What software tools will show up here? At first, you will see core infrastructure services such as storage virtualization, volume management, LUN masking, file aggregation and element management. In fact, a small number of small vendors are already offering such services.
What will be really exciting is the emergence of more advanced data management functionality in 2004. This will include advanced policy-based backup (rapid recovery services), data replication and a new class of applications I call "data mobility" that will be essentially data movers between storage devices.
Data mobility will become a core part of vendors' information lifecycle management strategies. These strategies are based on policies that shift data of a certain age and application from one storage system to another as the data grows older and migrates in value from operational to referential.
You might also see more advanced policy-based storage resource management on these platforms later on, but short-term success really depends on how well storage networking and software vendors work together to gain customer trust and momentum using this approach. Which brings me to my next point...
Evaluate the differences between the various storage networking platforms that come to market in support of these services.
I firmly believe some storage networking vendors are engineering their platforms the right way to support these services, while others have rushed to market without thinking the problem through.
I wouldn't want to name which vendors are not on the right track at this point, because we are so early in the market, and customers haven't had a chance to look at all the various options. But there are a number of factors you need to consider about the architectural approaches storage networking vendors have relied on. For this reason, it is a good idea to make a checklist that includes the following points of comparison:
Hardware platform architectures: There are a number of different approaches that use line cards that insert into the system, appliances that have networking capability and hybrid switches with advanced software services running across the system.

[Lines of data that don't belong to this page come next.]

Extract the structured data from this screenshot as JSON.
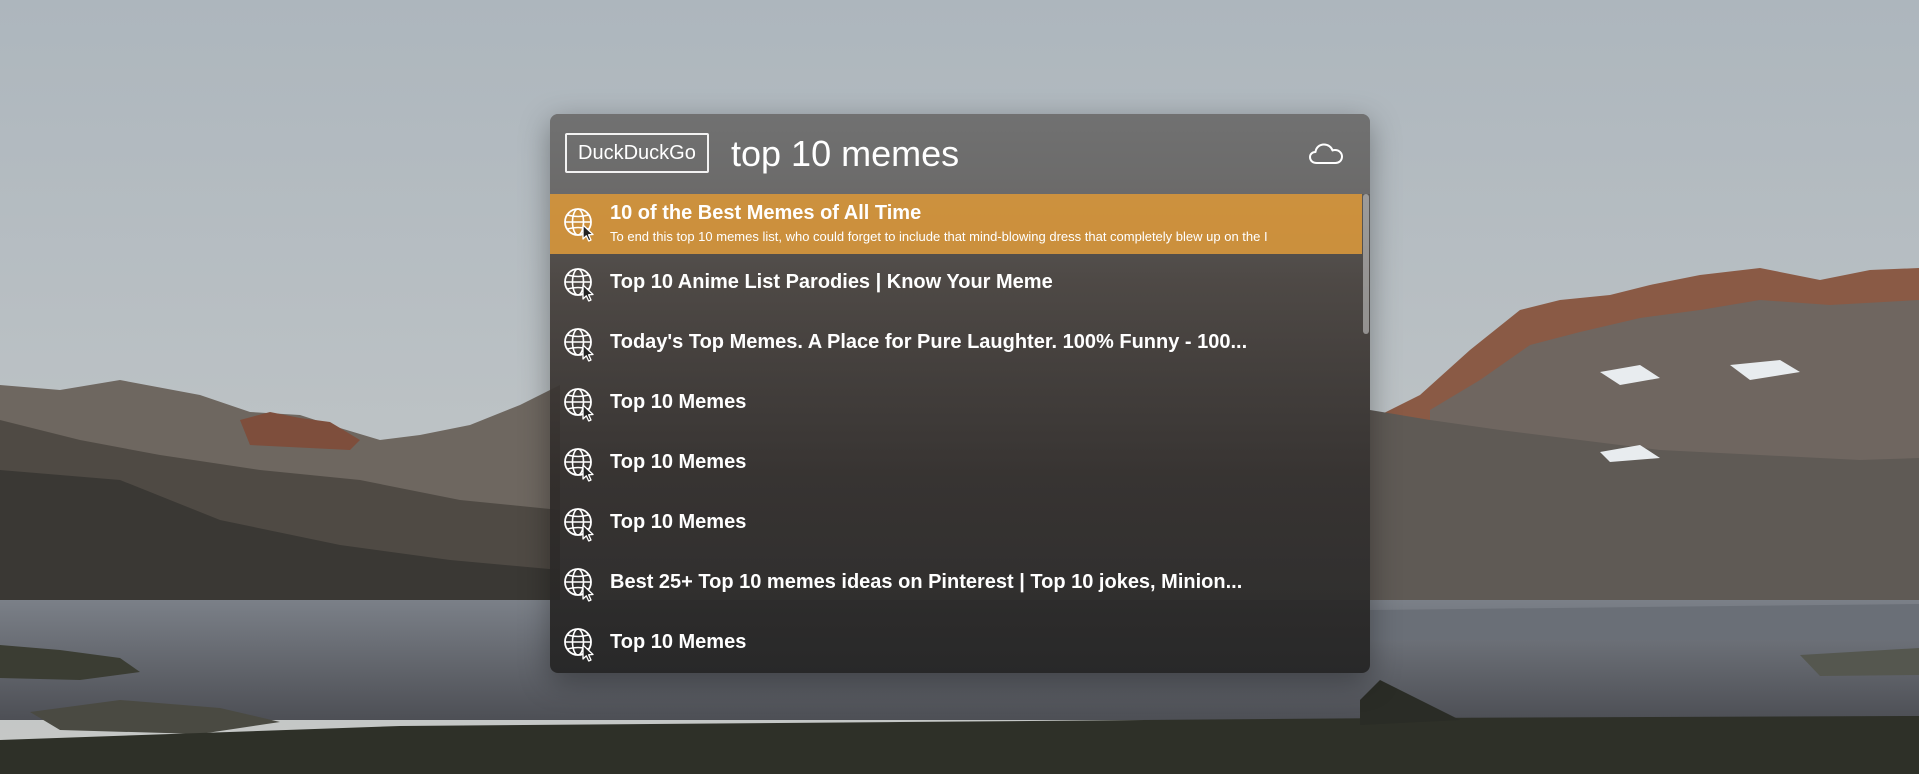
{
  "launcher": {
    "provider_label": "DuckDuckGo",
    "query": "top 10 memes",
    "cloud_icon": "cloud-icon",
    "result_icon": "globe-cursor-icon",
    "accent_color": "#d6963c"
  },
  "results": [
    {
      "title": "10 of the Best Memes of All Time",
      "subtitle": "To end this top 10 memes list, who could forget to include that mind-blowing dress that completely blew up on the I",
      "selected": true
    },
    {
      "title": "Top 10 Anime List Parodies | Know Your Meme"
    },
    {
      "title": "Today's Top Memes. A Place for Pure Laughter. 100% Funny - 100..."
    },
    {
      "title": "Top 10 Memes"
    },
    {
      "title": "Top 10 Memes"
    },
    {
      "title": "Top 10 Memes"
    },
    {
      "title": "Best 25+ Top 10 memes ideas on Pinterest | Top 10 jokes, Minion..."
    },
    {
      "title": "Top 10 Memes"
    }
  ]
}
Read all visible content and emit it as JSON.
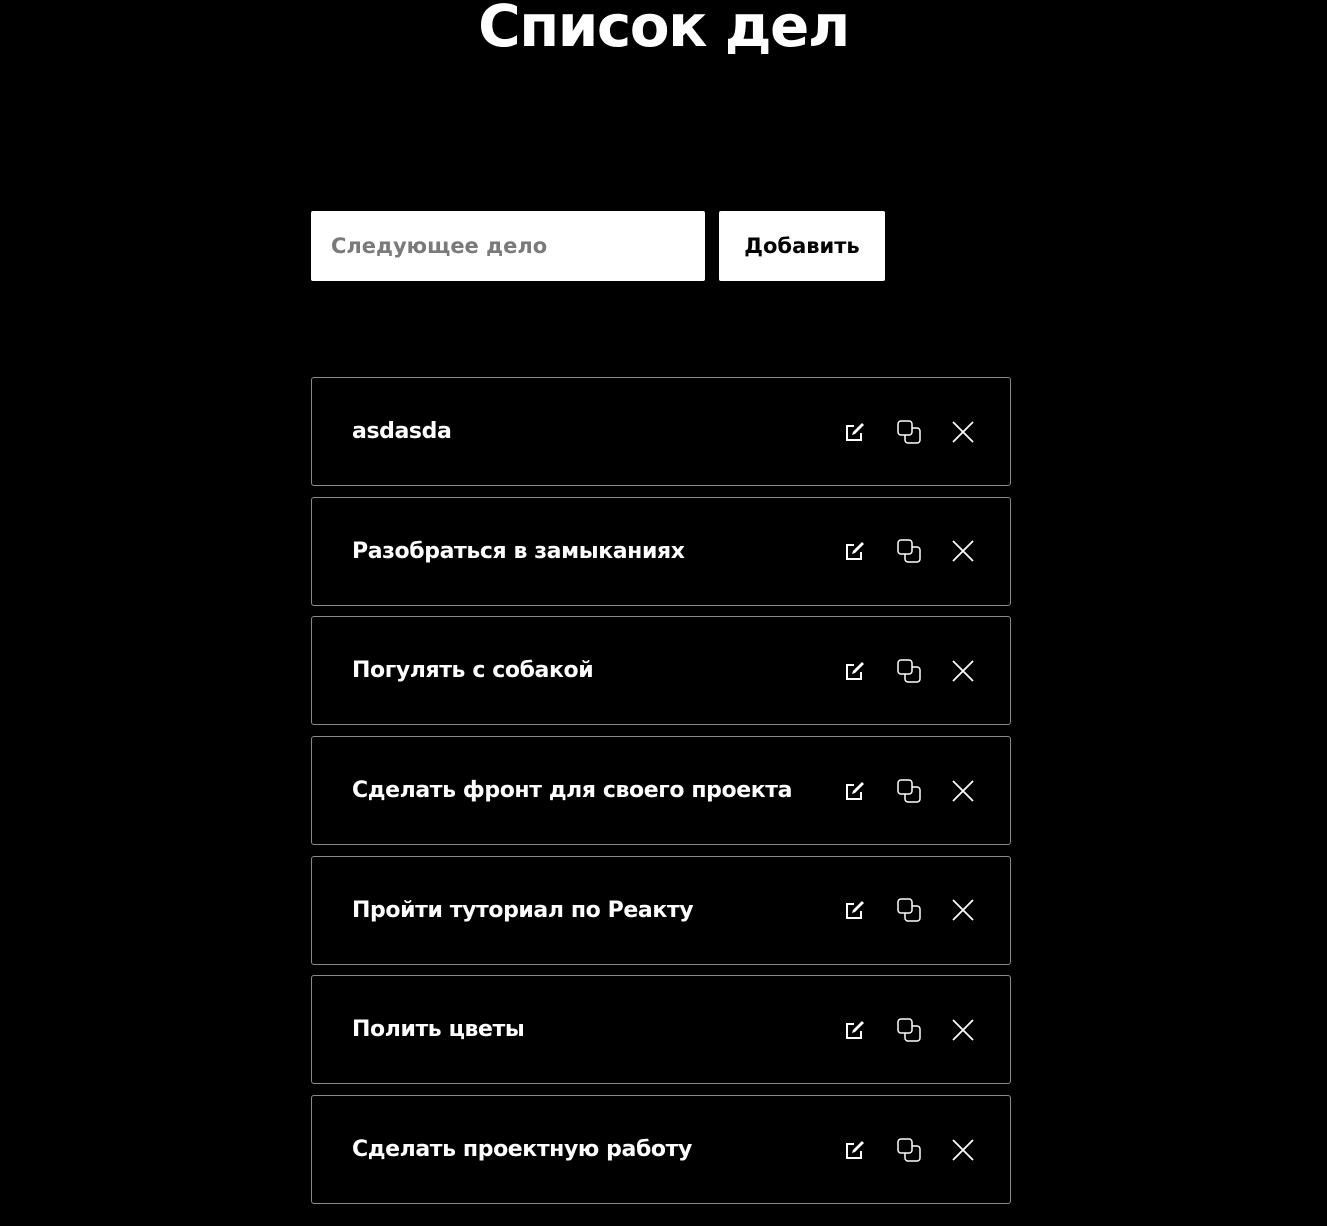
{
  "page": {
    "title": "Список дел"
  },
  "form": {
    "placeholder": "Следующее дело",
    "add_label": "Добавить"
  },
  "todos": [
    {
      "text": "asdasda"
    },
    {
      "text": "Разобраться в замыканиях"
    },
    {
      "text": "Погулять с собакой"
    },
    {
      "text": "Сделать фронт для своего проекта"
    },
    {
      "text": "Пройти туториал по Реакту"
    },
    {
      "text": "Полить цветы"
    },
    {
      "text": "Сделать проектную работу"
    }
  ],
  "icons": {
    "edit": "edit-icon",
    "copy": "copy-icon",
    "delete": "close-icon"
  },
  "colors": {
    "background": "#000000",
    "text": "#ffffff",
    "card_border": "#8a8a8a",
    "input_background": "#ffffff",
    "placeholder": "#7a7a7a"
  }
}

The jury is out on which is the best design, but clearly one that provides serviceability, upgrade capability and robustness will be important. I believe that line cards and blades that fit into a switch chassis will ultimately win out.
Performance: Wire-speed performance running storage management services on these platforms is a requirement, but in a lot of cases, vendors still need to provide it with real-life workloads. Some have started to release benchmarks, which is encouraging.
Deployment scenarios: Customers need to understand that some of these platforms will require varying levels of changes within their SAN fabrics, so ask vendors to give you detailed deployment scenarios before committing to a specific platform.
Application services supported: Storage networking vendors, especially larger ones, are actively working with numerous system and storage management vendors to design support for their routers and switches. The challenge for customers will be deciding which service should be prototyped first and then evaluating vendors that provide those services. Volume management, data replication, rapid recovery and provisioning are here now, with other management services to follow. A number of customers I have talked to suggest provisioning and data replication (heterogeneous!) are the most appealing services on these platforms.
Cost: It is really unclear how vendors will charge for software services on the switching platforms in the future, but in the short term, the cost per port generally comes in at a director-class pricing level or slightly higher. This expense could offset software and hardware costs associated with deploying the same management services on a host or array. An example would be data replication.
The important take-away is to consider where this new generation of intelligent switches will fit best in your environment. Be cautious about deployments, but take heart, because I've already seen a number of Fortune 500 companies that have started to prototype first-generation products.
- Jamie Gruener is senior analyst, Enterprise Computing and Networking at the Yankee Group in Boston.